* **TASK ITEM**: Report the count, and only the count, of lines in the records that include the word "time".

* **PROVIDED RECORDS**:

#####

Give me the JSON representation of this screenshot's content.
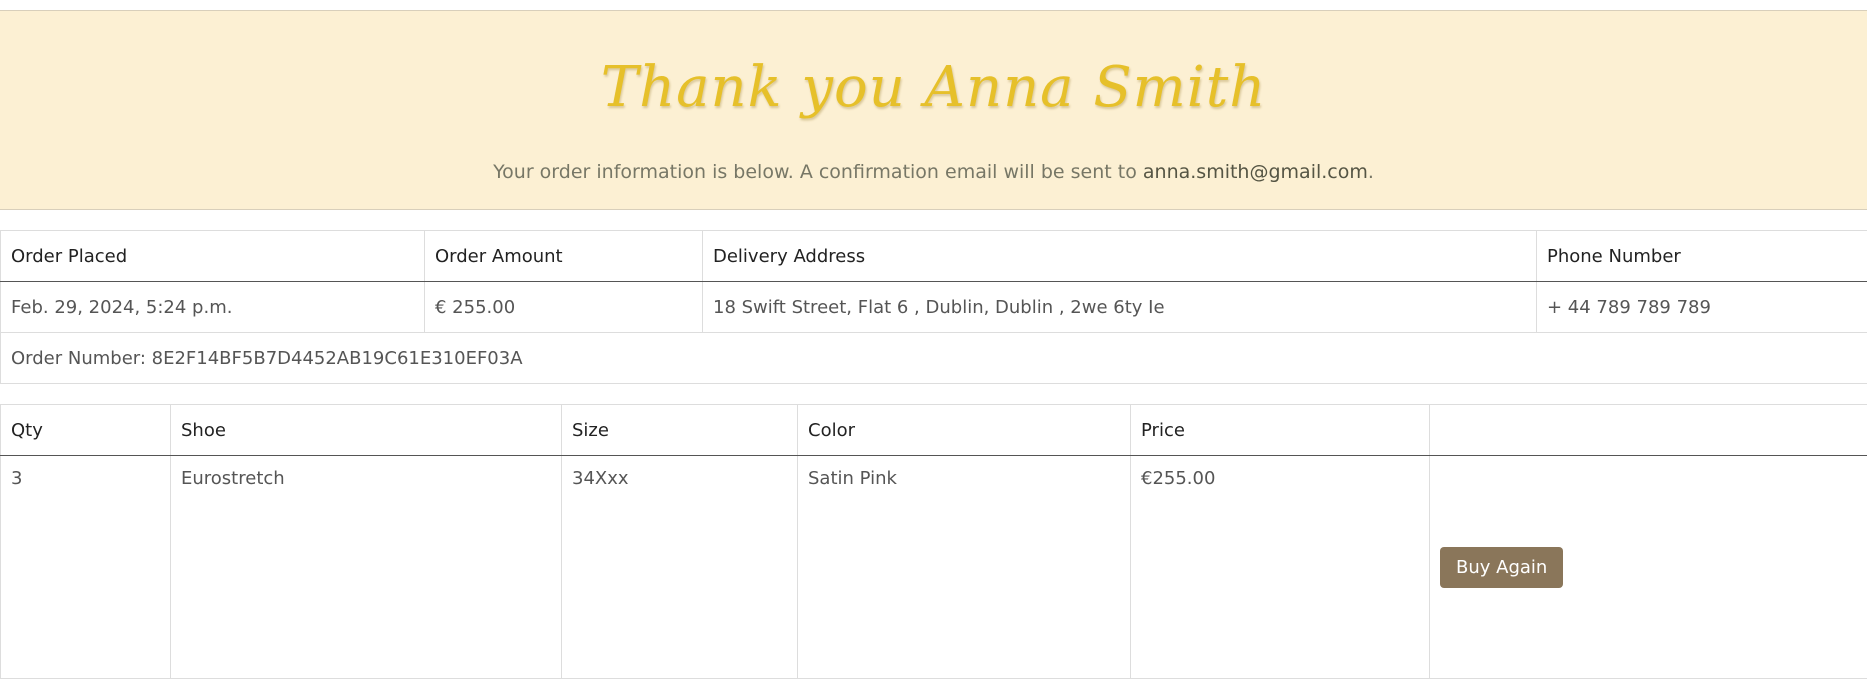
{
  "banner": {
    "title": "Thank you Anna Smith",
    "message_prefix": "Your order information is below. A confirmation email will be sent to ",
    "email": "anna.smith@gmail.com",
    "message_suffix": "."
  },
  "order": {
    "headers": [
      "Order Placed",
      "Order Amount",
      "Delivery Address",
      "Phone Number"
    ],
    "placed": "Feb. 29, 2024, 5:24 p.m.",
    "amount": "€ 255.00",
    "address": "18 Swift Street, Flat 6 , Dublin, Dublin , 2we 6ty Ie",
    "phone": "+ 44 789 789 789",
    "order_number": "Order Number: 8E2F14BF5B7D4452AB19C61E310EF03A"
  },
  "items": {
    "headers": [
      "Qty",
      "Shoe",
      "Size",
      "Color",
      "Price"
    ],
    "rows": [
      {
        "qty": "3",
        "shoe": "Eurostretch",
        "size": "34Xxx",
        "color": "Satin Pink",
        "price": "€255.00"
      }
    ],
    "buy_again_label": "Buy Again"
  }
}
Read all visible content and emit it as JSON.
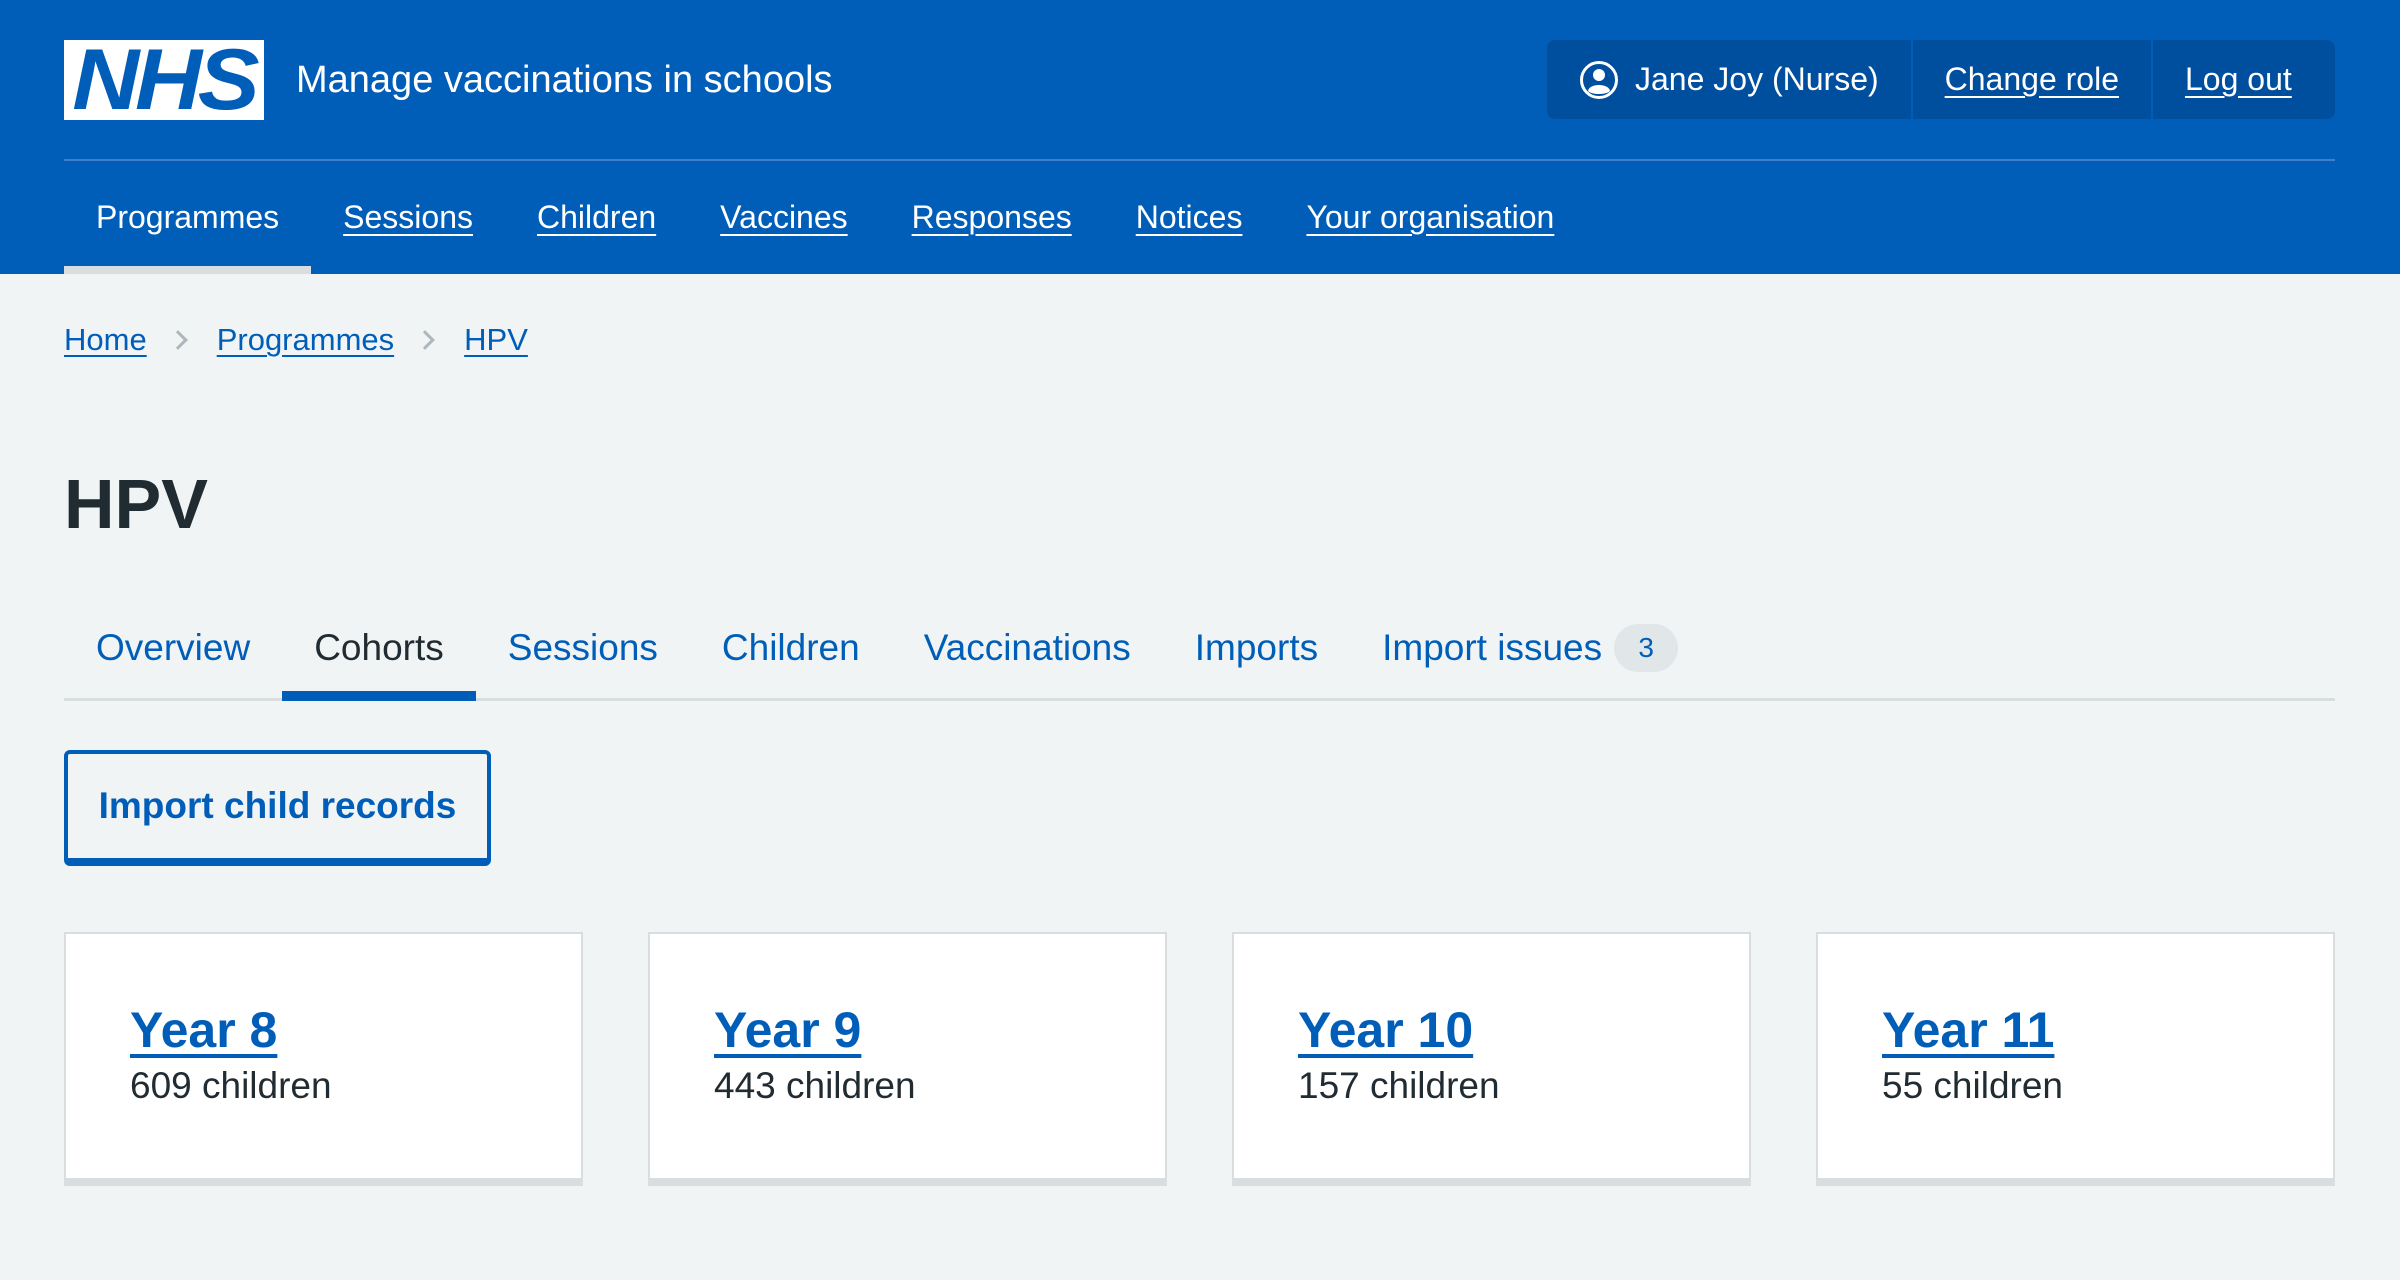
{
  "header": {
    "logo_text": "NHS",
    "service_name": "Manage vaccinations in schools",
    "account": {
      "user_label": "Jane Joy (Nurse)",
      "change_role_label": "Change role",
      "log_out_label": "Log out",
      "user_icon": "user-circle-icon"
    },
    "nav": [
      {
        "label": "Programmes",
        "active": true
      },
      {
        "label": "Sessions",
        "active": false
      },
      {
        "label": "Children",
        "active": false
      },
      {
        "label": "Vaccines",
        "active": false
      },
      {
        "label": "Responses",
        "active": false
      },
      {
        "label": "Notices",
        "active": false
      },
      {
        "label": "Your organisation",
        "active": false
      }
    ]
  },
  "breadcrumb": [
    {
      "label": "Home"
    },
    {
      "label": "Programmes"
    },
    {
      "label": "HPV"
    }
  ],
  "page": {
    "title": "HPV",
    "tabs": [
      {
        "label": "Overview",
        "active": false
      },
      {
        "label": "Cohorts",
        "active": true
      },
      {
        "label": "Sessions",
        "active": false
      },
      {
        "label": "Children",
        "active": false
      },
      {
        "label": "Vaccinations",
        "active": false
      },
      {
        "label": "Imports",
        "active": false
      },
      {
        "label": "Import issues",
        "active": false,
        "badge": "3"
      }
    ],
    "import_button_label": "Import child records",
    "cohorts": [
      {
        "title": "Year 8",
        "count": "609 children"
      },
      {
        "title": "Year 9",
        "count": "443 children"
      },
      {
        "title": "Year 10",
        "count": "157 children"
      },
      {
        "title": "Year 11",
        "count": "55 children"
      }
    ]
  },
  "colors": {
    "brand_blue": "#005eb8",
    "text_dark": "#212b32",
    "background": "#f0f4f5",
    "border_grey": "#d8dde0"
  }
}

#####

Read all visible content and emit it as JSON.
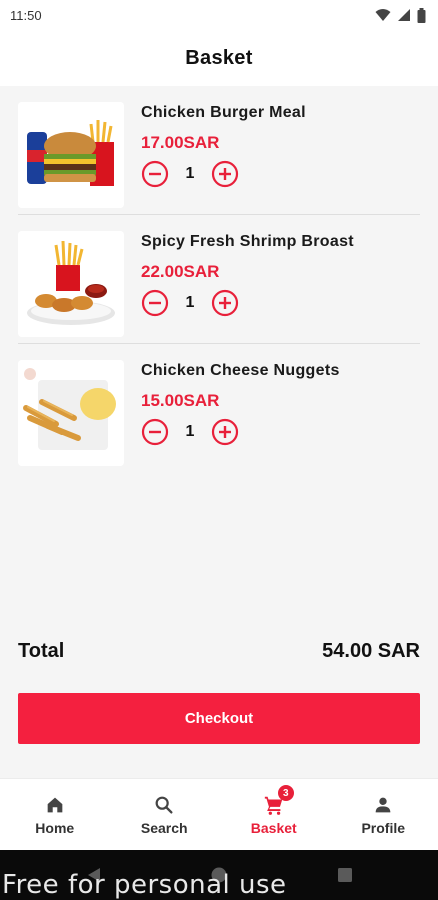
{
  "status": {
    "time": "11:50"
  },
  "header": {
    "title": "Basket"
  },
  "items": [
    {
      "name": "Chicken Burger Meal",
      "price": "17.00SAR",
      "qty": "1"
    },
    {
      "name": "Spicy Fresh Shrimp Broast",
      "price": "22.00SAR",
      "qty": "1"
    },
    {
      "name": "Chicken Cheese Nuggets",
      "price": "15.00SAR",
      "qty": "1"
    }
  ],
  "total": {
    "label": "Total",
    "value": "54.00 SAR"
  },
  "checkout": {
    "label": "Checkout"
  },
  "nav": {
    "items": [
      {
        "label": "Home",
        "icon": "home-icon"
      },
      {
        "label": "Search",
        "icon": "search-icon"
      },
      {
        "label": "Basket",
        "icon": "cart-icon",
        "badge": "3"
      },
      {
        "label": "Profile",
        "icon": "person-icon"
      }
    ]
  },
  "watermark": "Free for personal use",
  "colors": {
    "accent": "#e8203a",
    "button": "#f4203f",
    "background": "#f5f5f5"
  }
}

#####

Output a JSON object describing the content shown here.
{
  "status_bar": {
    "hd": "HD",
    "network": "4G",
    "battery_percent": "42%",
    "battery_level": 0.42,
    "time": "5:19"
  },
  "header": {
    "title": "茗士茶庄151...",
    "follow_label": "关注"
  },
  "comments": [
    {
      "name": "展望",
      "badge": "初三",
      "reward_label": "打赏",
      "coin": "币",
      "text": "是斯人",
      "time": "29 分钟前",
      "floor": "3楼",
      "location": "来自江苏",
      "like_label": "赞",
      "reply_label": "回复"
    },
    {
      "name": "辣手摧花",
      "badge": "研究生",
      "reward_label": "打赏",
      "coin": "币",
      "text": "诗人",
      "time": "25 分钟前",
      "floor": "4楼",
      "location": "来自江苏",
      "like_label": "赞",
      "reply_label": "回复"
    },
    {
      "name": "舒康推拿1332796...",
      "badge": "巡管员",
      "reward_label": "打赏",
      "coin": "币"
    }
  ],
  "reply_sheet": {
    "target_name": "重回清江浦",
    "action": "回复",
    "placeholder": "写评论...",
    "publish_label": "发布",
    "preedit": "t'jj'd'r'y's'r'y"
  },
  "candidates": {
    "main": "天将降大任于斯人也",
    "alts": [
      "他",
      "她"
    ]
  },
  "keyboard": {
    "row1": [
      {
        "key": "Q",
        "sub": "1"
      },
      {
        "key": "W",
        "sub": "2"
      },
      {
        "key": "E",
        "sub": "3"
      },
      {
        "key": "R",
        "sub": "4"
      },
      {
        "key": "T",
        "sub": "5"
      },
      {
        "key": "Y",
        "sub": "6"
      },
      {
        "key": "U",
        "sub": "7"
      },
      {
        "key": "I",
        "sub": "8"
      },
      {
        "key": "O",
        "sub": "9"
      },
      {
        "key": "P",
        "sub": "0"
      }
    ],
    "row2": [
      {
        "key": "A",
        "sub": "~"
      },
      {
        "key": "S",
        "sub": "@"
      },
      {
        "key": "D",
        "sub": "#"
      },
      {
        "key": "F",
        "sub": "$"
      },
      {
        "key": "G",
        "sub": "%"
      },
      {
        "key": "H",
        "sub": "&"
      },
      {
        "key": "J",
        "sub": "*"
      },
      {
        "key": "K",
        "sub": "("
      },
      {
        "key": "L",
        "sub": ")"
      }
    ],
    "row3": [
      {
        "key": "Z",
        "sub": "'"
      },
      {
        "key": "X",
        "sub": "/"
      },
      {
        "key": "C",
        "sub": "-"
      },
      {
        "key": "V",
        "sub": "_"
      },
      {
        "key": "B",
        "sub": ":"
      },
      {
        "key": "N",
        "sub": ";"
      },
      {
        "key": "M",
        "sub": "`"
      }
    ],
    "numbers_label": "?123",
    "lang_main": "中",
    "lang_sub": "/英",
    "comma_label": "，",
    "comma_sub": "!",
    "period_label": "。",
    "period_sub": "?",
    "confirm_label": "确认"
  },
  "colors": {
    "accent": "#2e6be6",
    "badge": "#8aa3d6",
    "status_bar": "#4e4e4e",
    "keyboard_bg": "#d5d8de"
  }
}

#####

* **ANSWER TO THE PROBLEM**: 4